#### The problem:
Which lines in the entries below contain the string "this"? Show each of them in full.

Component data from apps and pages:
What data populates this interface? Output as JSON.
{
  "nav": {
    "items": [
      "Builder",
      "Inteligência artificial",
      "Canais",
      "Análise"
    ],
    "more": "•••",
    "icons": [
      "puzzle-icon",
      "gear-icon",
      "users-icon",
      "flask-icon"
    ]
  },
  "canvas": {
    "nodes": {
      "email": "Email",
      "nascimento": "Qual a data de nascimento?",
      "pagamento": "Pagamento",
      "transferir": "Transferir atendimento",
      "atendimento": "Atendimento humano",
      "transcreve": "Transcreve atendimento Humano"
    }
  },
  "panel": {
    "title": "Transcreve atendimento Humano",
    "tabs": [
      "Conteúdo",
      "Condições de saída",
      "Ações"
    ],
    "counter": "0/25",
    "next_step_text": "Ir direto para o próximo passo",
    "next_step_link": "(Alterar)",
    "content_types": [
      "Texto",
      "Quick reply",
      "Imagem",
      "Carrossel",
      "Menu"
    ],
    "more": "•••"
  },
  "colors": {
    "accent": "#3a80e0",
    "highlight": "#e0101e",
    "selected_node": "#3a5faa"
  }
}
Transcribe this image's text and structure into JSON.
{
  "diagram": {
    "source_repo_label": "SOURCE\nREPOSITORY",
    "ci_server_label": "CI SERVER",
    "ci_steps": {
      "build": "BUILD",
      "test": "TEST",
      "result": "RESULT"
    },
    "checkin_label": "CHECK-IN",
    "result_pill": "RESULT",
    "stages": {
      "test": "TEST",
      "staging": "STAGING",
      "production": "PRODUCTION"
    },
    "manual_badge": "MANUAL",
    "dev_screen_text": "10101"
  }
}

#### Written solution:
What data populates this interface? Output as JSON.
Transcribe this image's text and structure into JSON.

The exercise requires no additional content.